Interviewed by the talented Margarette Driscoll, he talked about the house in the Scottish borders where he and his artist wife and their daughters of 12 and 10 decamp during the school holidays.
“My wife and I both had childhoods in Scotland and my daughters were then nine and seven,” said the comic (probably best-known for his uncannily accurate Tony Blair impersonations). “… I wanted them to have 10 years of that kind of childhood, where the biggest delight of the day is playing in the stream or having a Greggs sausage roll on the way back from some pony rally or other and not spending their lives immersed in iPods and make-up.”
I reckon he’s on to something, especially during an age where one in 10 children have their own mobile phone by the age of five and the rest of us are glued to our computers and phones night and day.
We went to the fantastic Bill’s in Oxford last night to celebrate my husband and son doing a 100-mile sportive on their bikes. We got a table by the window with a glorious view of the Oxford Union and found ourselves sitting next to a couple with two young sons. Hmmm, I know it’s nothing to do with me but I couldn’t help noticing that the man spent almost the entire meal mesmerised by his iPhone.
But interestingly, it was my 19-year-old son, a child of the technology age himself, who was the most shocked. He then proceeded to tell us about a father and son he had sat next to on the bus back from London a couple of days earlier.
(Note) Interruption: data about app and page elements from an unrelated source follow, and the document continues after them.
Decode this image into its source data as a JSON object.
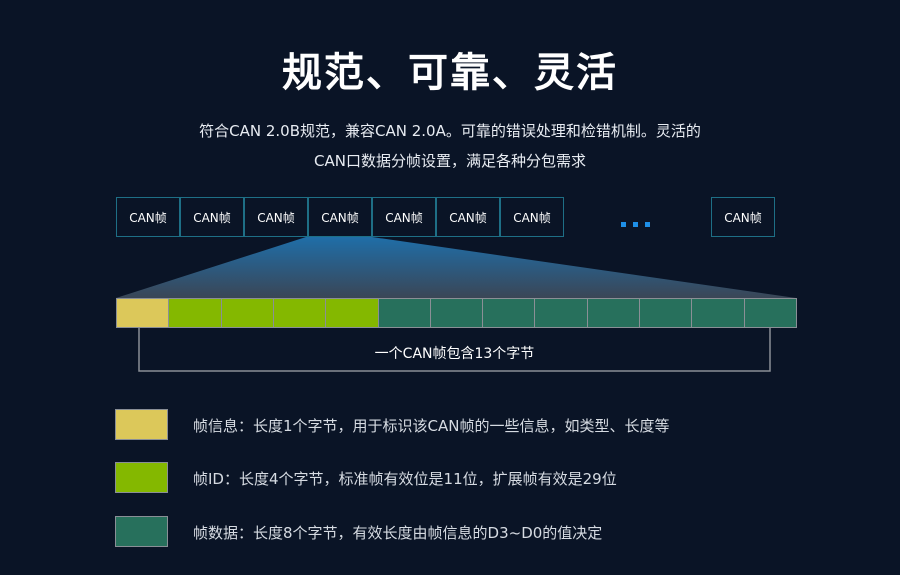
{
  "title": "规范、可靠、灵活",
  "subtitle_lines": [
    "符合CAN 2.0B规范，兼容CAN 2.0A。可靠的错误处理和检错机制。灵活的",
    "CAN口数据分帧设置，满足各种分包需求"
  ],
  "frames": [
    "CAN帧",
    "CAN帧",
    "CAN帧",
    "CAN帧",
    "CAN帧",
    "CAN帧",
    "CAN帧"
  ],
  "last_frame": "CAN帧",
  "colors": {
    "info": "#dcc85a",
    "id": "#84b800",
    "data": "#27705c"
  },
  "bytes": [
    "info",
    "id",
    "id",
    "id",
    "id",
    "data",
    "data",
    "data",
    "data",
    "data",
    "data",
    "data",
    "data"
  ],
  "bracket_label": "一个CAN帧包含13个字节",
  "legend": [
    {
      "type": "info",
      "text": "帧信息：长度1个字节，用于标识该CAN帧的一些信息，如类型、长度等"
    },
    {
      "type": "id",
      "text": "帧ID：长度4个字节，标准帧有效位是11位，扩展帧有效是29位"
    },
    {
      "type": "data",
      "text": "帧数据：长度8个字节，有效长度由帧信息的D3~D0的值决定"
    }
  ]
}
“He was such a good dad,” said my son. “The little boy asked him question after question, most of them completely random, and the dad was so patient. He answered every single one without ever sounding bored or fed up. And he didn’t look at his phone once.”